Physician-Patient Interaction." Ann Intern Med. 122.2 Jan. 1995: 107-112.
Pimentel, M., et al. Development and Validation of a Biomarker for Diarrhea-Predominant Irritable Bowel Syndrome in Human Subjects. Published: May 13, 2015.
Rahimi, Roja, Shekoufeh Nikfar, Ali Rezaie, and Mohammad Abdollahi. "Efficacy of Tricyclic Antidepressants in Irritable Bowel Syndrome: A Meta-Analysis." World J Gastroenterol 15.13 Apr. 7 2009: 1548-1553.
Reid, Amy. "12 Home Remedies For Irritable Bowel Syndrome (Ibs)." July, 21 2015.
Rezaie, A., et al. Assessment of Anti-vinculin and Anti-cytolethal Distending Toxin B Antibodies in Subtypes of Irritable Bowel Syndrome. Dig Dis Sci. 2017 Jun;62(6):1480-1485.
The National Institute of Diabetes and Digestive and Kidney Diseases. "Treatment for Irritable Bowel Syndrome." February 2015.
Tuteja, Ashok K., Nicholas J. Talley, Sandra K. Joos, and David H. Hickam. "Overlap of functional dyspepsia and irritable bowel syndrome in a community sample." American Journal of Gastroenterology 98, S272 Sept. 2003. <http://www.nature.com/ajg/journal/v98/n9s/full/ajg20031460a.html>.

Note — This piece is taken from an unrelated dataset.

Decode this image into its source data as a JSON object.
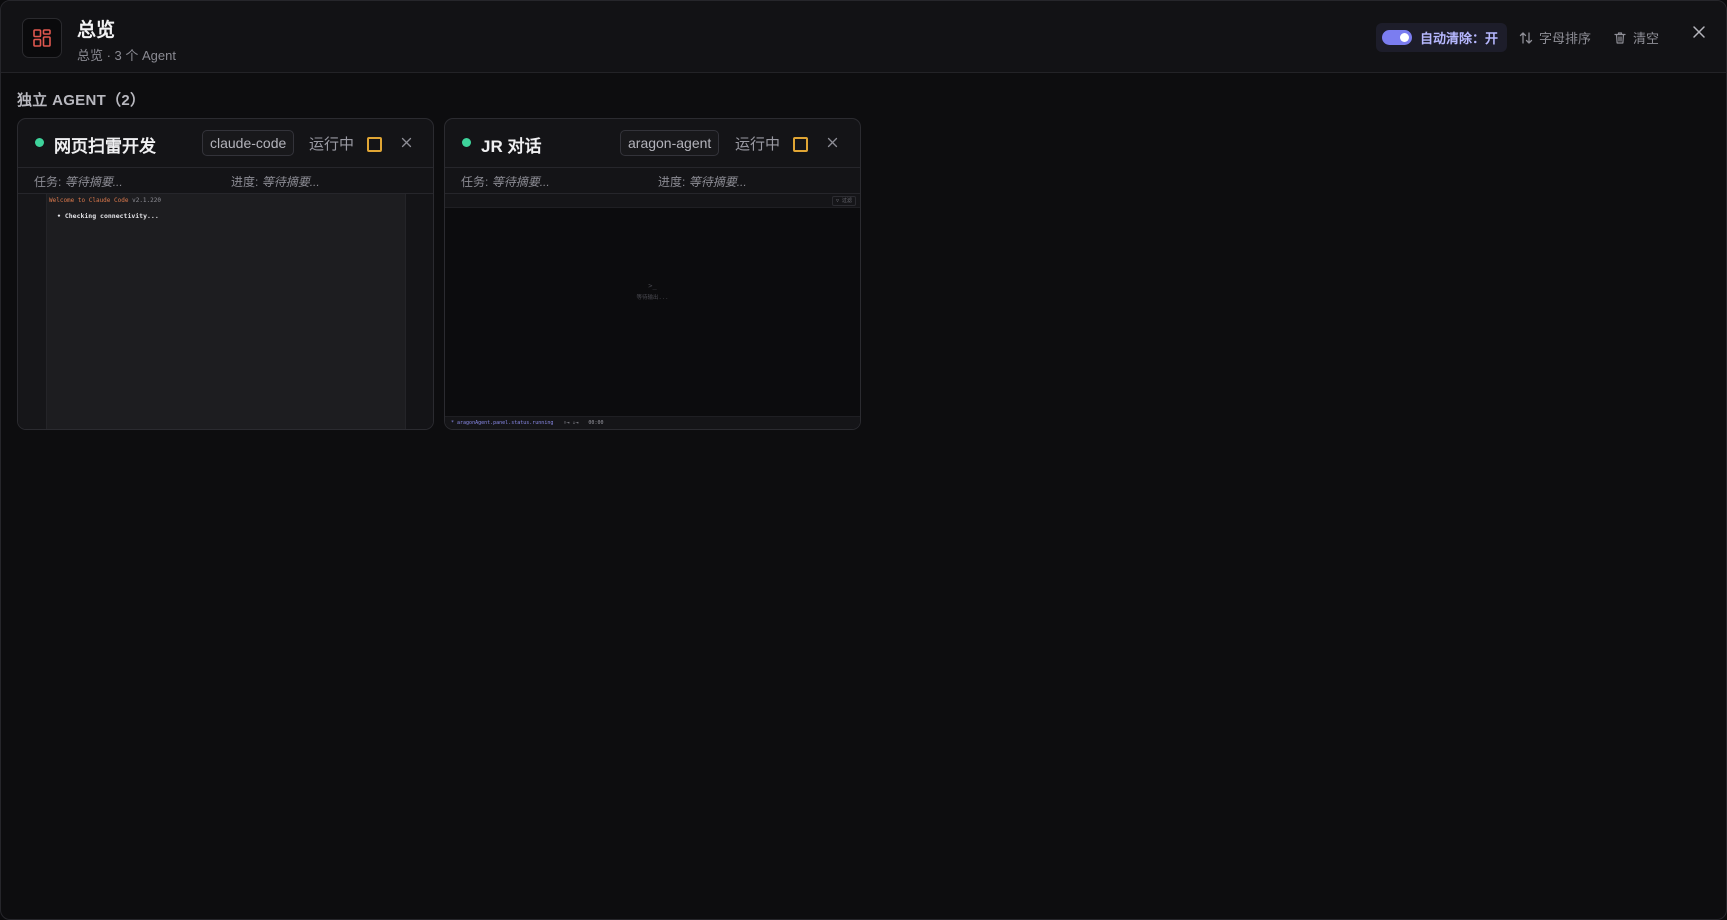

United States. National Institute of Diabetes and Digestive and Kidney Diseases. "Irritable Bowel Syndrome in Children." June 2014. <http://www.niddk.nih.gov/health-information/health-topics/digestive-diseases/ibs-in-children/Pages/facts.aspx>
United States. National Institute of Diabetes and Digestive and Kidney Diseases. "Symptoms and Causes of Irritable Bowel Syndrome." <http://www.niddk.nih.gov/health-information/health-topics/digestive-diseases/irritable-bowel-syndrome/Pages/symptoms-causes.aspx>.
University of Maryland Medical Center. "Irritable Bowel Syndrome." Jan. 11, 2014. <http://umm.edu/health/medical/altmed/condition/irritable-bowel-syndrome>.
Wald, Arnold. "Patient Information: Irritable Bowel Syndrome (Beyond the Basics)." UpToDate.com. Feb. 2016. <http://www.uptodate.com/contents/irritable-bowel-syndrome-beyond-the-basics>.
Walters, Julian R.F. "Managing Bile Acid Diarrhoea." Therap Adv Gastroenterol 3.6 Nov. 2010: 349-357. <http://www.ncbi.nlm.nih.gov/pmc/articles/PMC3002596/>.
Wald, A., MD. "Pathophysiology of Irritable Bowel Syndrome." UpToDate. Updated: Aug 11, 2016.